Data extracts

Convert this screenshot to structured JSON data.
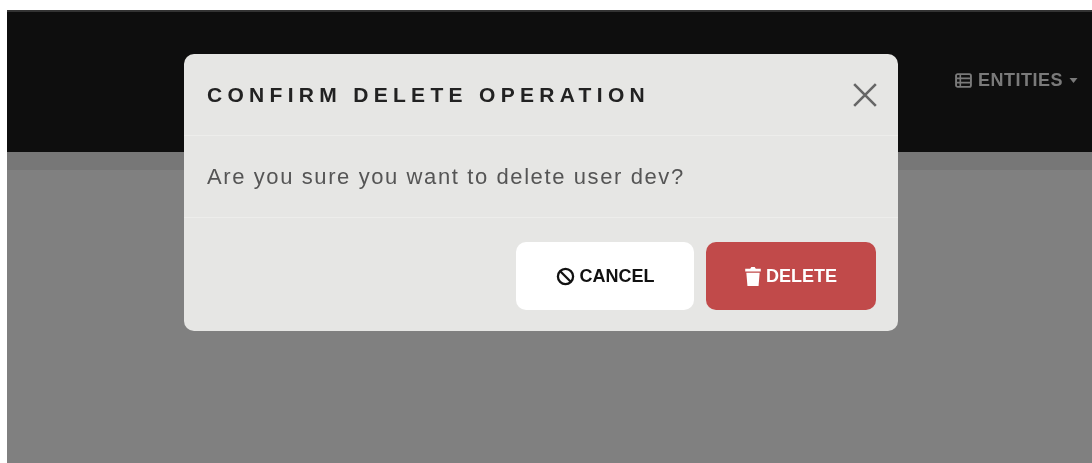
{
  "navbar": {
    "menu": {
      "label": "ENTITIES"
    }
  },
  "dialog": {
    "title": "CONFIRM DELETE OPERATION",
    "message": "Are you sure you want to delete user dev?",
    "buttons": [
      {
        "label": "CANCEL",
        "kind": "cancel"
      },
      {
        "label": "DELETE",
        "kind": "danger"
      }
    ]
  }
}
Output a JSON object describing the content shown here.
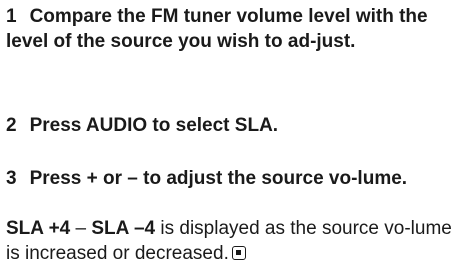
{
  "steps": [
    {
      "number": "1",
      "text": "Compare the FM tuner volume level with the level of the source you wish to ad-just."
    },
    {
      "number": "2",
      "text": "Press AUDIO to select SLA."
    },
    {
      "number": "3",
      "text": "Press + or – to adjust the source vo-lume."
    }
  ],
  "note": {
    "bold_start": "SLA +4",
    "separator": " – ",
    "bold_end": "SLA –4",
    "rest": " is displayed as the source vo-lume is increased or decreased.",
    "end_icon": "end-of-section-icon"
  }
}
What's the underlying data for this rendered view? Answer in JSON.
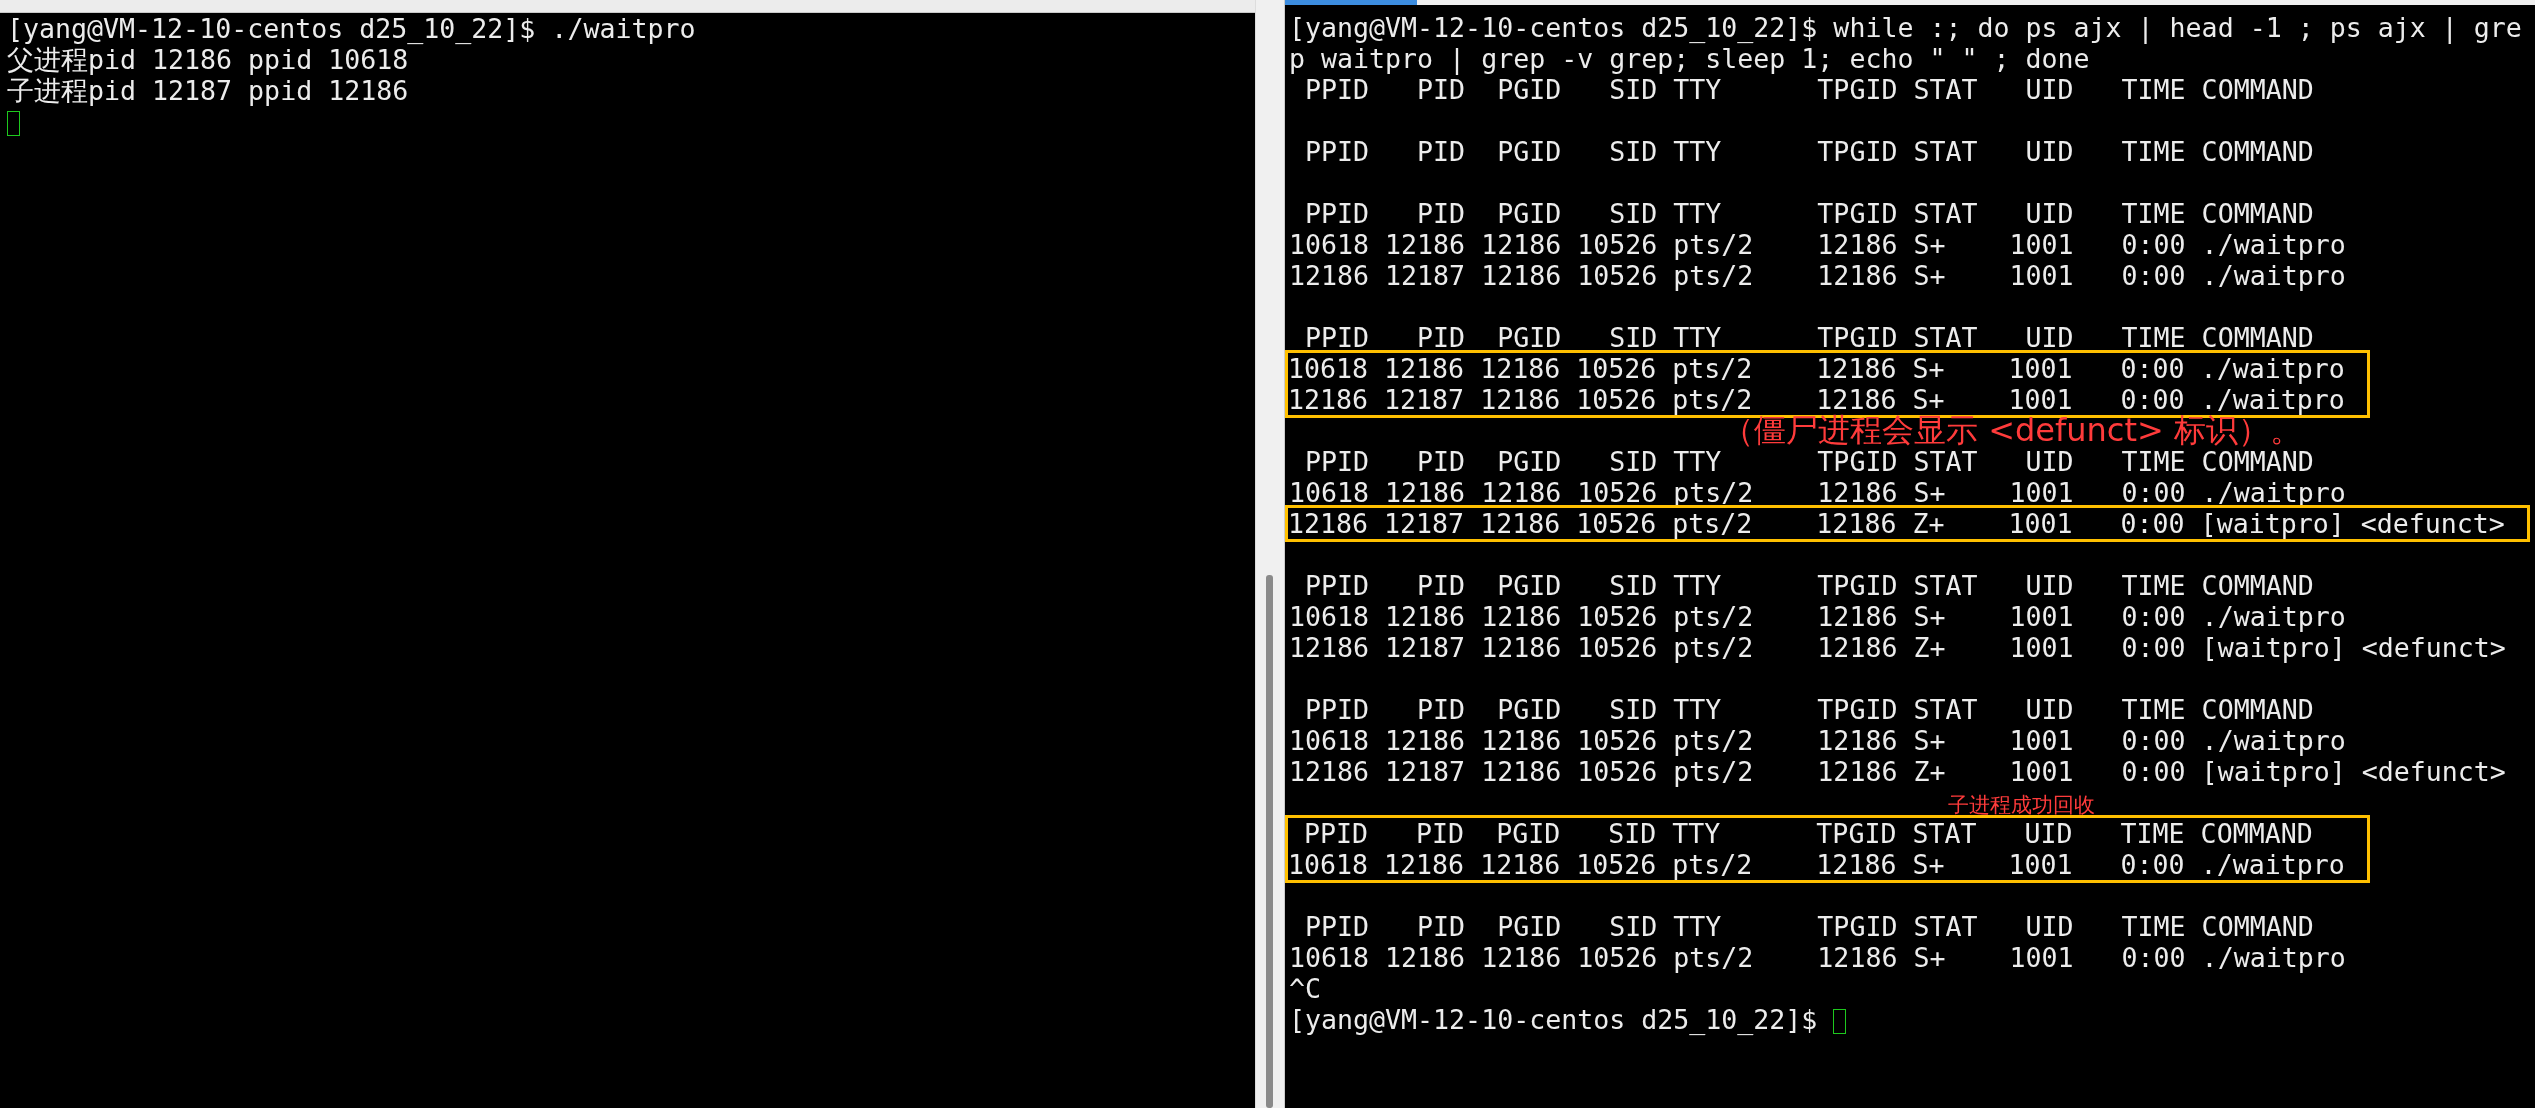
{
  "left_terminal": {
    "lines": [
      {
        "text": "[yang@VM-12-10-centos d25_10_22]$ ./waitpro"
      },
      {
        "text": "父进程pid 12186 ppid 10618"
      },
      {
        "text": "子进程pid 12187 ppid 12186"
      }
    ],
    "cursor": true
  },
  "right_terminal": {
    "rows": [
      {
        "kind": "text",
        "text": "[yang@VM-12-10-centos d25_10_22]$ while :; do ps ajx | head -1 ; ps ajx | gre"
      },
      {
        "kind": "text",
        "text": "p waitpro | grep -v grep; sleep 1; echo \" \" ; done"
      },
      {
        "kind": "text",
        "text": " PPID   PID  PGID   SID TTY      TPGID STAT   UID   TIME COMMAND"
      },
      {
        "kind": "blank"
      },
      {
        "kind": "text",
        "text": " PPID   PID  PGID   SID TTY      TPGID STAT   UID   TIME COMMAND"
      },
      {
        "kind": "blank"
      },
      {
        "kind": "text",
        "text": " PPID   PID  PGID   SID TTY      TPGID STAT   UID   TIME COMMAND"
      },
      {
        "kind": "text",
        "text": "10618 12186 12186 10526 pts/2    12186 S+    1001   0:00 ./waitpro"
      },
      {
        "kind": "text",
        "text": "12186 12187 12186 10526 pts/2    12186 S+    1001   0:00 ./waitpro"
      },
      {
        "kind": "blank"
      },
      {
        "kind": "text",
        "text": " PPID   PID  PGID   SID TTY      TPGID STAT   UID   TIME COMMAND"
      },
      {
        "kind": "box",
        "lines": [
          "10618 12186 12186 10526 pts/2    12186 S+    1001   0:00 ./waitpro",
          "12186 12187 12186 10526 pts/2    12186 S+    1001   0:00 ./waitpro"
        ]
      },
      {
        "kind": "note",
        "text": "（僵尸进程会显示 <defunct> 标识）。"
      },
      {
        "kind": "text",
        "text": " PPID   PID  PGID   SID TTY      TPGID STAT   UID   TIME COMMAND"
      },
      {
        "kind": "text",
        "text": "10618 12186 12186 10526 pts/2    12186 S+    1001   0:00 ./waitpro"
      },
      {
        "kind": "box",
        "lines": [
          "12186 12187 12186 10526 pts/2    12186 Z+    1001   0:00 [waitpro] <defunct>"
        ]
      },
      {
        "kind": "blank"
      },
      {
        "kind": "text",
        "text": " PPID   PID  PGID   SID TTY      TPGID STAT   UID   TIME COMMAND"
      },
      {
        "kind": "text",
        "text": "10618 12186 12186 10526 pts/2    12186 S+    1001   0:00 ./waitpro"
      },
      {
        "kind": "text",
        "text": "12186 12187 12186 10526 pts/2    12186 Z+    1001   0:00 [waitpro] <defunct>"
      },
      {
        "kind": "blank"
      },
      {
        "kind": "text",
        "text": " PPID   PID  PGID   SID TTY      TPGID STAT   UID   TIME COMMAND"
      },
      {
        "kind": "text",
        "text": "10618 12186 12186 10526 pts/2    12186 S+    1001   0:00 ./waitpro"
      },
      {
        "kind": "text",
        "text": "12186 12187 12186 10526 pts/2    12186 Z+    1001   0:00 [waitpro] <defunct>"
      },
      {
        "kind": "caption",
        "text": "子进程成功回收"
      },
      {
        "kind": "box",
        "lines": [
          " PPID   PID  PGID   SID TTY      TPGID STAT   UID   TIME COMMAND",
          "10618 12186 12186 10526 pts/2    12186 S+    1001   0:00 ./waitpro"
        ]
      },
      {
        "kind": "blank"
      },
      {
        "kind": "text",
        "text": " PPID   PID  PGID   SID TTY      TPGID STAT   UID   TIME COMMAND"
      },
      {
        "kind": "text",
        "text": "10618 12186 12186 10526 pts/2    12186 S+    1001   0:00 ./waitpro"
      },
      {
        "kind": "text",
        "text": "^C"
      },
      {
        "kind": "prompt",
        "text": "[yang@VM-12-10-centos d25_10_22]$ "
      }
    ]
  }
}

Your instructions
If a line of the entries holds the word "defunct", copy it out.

Finished task
        "text": "（僵尸进程会显示 <defunct> 标识）。"
          "12186 12187 12186 10526 pts/2    12186 Z+    1001   0:00 [waitpro] <defunct>"
        "text": "12186 12187 12186 10526 pts/2    12186 Z+    1001   0:00 [waitpro] <defunct>"
        "text": "12186 12187 12186 10526 pts/2    12186 Z+    1001   0:00 [waitpro] <defunct>"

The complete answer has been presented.